*Brief:*
Find the lines in the records that carry the word "JSON". Copy each one.

*Records from a data source:*
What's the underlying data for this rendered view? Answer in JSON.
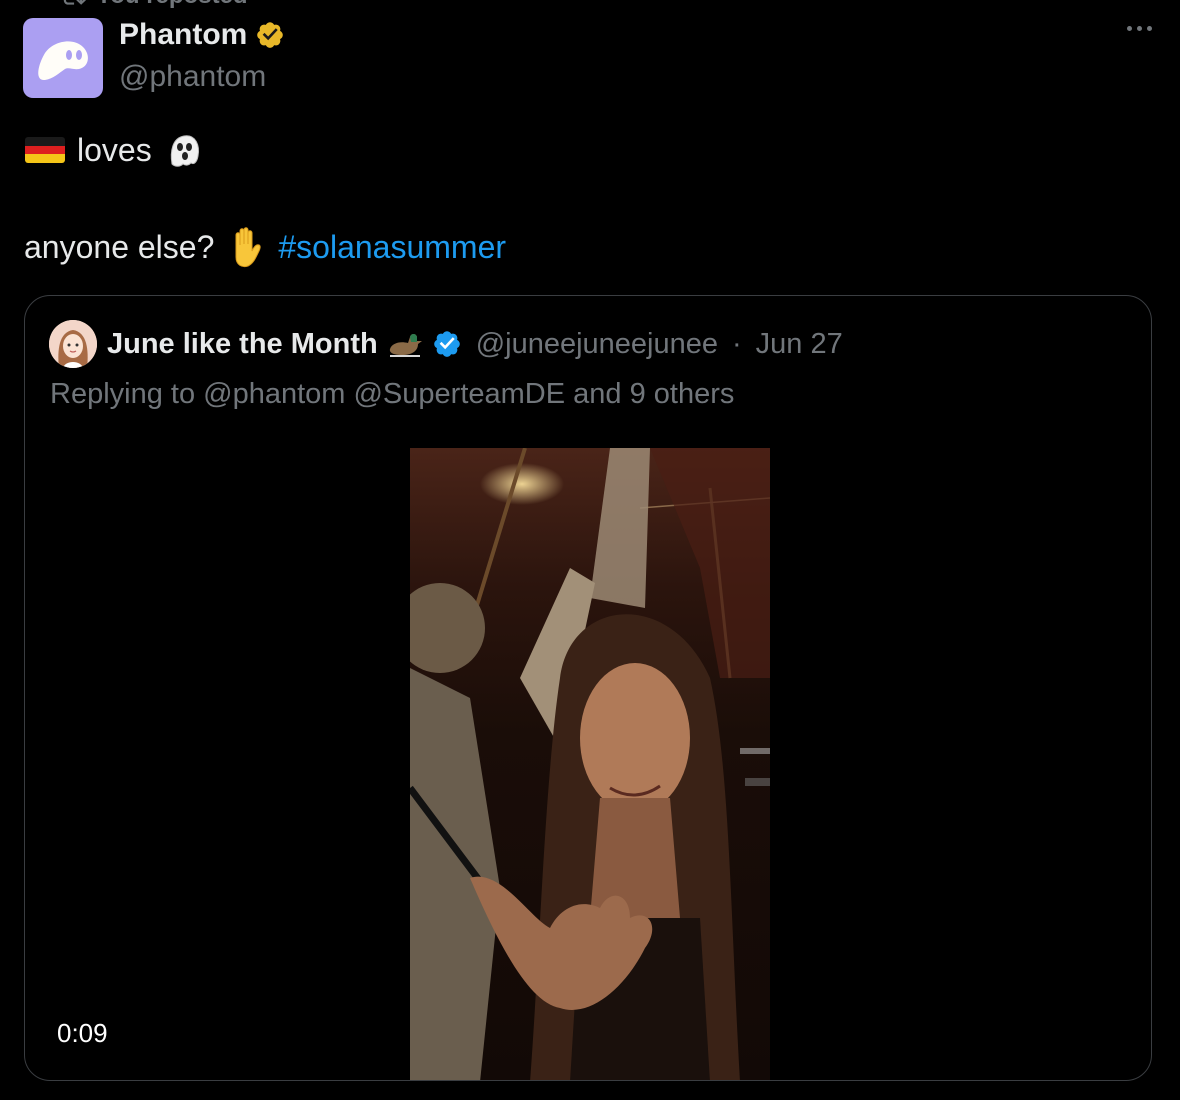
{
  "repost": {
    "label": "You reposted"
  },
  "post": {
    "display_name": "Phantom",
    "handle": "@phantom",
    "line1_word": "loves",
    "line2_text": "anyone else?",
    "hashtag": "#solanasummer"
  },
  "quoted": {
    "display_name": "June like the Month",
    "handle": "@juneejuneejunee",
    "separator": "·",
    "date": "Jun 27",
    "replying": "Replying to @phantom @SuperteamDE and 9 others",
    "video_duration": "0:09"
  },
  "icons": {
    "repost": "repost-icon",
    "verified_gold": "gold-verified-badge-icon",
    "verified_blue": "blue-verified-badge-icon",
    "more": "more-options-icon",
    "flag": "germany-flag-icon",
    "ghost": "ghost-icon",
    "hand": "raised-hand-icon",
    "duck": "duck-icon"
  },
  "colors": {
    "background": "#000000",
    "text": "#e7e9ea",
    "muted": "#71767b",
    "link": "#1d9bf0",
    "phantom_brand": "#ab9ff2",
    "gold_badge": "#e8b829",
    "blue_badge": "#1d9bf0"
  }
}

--

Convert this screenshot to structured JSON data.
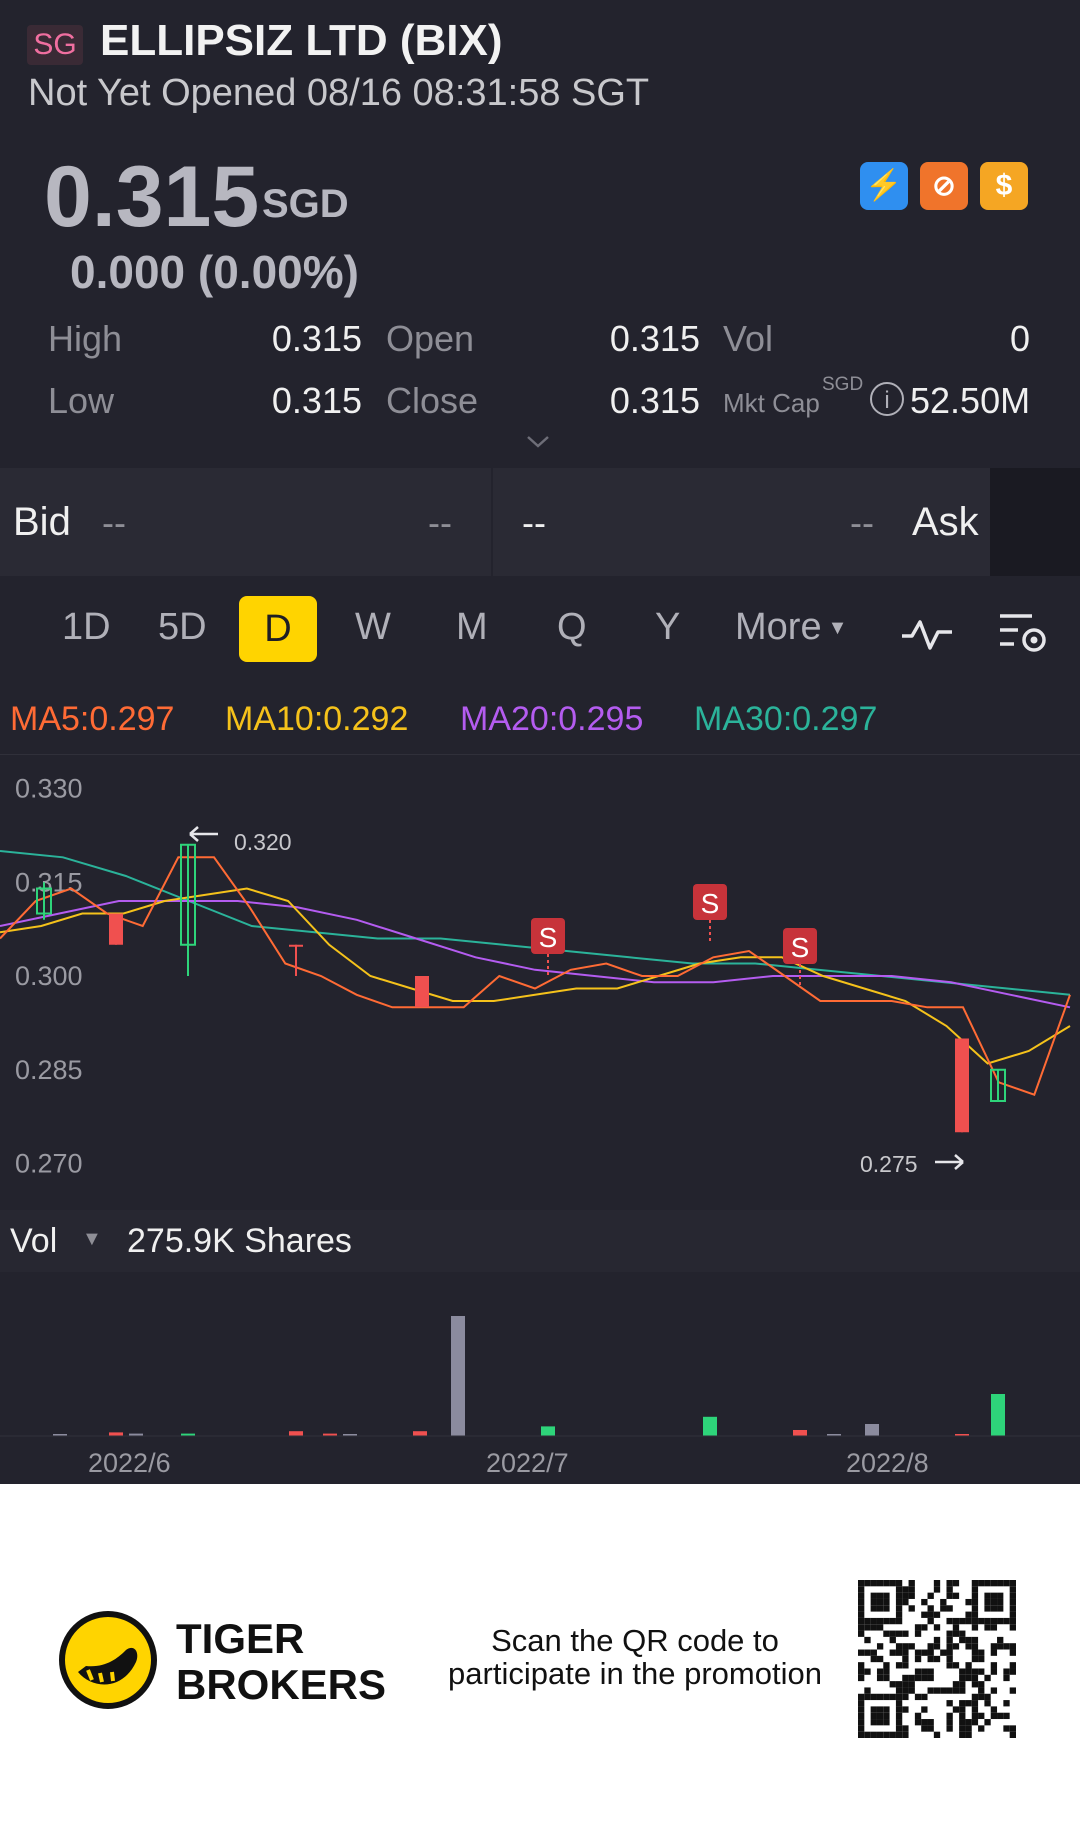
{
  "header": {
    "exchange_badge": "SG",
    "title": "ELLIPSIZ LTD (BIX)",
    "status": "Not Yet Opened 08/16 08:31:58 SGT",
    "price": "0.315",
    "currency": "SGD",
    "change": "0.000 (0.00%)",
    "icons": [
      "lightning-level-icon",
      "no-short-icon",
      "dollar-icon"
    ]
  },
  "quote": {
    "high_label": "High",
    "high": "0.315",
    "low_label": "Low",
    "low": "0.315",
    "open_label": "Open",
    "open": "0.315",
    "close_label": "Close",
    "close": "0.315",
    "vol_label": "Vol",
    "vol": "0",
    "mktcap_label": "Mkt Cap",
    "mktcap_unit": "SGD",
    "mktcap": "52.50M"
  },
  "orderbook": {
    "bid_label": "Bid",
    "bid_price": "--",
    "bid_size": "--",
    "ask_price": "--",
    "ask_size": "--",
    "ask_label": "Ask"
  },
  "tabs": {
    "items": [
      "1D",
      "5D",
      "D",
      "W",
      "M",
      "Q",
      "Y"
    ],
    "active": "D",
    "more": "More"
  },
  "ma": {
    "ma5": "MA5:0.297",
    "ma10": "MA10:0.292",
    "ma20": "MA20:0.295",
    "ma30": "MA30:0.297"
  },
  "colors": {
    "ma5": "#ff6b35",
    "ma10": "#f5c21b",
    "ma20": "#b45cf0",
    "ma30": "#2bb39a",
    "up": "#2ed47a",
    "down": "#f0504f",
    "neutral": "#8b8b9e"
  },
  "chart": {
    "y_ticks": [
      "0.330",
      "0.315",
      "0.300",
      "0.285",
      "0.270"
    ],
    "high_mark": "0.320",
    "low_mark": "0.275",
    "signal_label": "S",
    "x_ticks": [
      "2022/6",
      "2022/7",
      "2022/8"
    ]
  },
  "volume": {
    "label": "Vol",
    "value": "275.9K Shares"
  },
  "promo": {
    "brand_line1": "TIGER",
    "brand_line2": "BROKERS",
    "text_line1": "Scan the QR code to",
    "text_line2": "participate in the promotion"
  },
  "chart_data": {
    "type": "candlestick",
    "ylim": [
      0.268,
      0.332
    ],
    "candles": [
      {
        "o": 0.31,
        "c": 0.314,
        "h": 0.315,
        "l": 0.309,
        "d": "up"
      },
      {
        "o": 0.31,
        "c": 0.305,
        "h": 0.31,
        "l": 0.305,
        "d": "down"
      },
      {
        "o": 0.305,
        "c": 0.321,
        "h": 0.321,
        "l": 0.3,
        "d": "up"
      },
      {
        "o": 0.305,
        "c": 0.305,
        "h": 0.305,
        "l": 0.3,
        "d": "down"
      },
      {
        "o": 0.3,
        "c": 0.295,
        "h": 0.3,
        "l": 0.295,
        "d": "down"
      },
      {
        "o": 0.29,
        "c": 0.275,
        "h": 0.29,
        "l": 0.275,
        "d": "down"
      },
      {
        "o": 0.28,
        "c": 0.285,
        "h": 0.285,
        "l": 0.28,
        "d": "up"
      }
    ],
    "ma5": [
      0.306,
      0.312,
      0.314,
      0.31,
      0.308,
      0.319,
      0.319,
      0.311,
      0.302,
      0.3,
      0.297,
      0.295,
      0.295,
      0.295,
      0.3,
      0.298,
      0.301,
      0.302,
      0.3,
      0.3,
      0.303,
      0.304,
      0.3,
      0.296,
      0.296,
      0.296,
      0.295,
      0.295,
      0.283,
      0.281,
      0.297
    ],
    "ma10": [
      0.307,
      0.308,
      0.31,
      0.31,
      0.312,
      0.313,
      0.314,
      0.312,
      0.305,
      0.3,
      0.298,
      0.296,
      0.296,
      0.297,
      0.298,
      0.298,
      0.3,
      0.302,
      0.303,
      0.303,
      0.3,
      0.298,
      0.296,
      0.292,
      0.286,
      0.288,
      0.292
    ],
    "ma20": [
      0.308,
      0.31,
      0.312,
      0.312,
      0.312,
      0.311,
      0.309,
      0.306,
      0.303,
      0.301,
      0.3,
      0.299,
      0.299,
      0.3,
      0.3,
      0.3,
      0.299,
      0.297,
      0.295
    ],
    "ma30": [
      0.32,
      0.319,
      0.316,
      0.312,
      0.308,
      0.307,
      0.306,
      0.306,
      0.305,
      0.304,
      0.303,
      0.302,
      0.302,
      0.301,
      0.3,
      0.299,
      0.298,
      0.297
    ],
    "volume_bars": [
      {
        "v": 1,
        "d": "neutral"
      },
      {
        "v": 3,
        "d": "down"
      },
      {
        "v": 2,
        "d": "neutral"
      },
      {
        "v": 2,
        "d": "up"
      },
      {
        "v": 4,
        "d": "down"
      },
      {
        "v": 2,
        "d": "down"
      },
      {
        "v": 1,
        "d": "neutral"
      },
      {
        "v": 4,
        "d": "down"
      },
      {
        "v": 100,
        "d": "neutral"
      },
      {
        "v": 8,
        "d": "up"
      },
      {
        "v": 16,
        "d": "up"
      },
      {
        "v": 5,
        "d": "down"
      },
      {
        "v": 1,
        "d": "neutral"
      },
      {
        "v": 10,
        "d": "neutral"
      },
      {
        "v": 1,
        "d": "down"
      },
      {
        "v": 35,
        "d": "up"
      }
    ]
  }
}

*Output for this exercise:*
What's the underlying data for this rendered view? Answer in JSON.
Convert this screenshot to structured JSON data.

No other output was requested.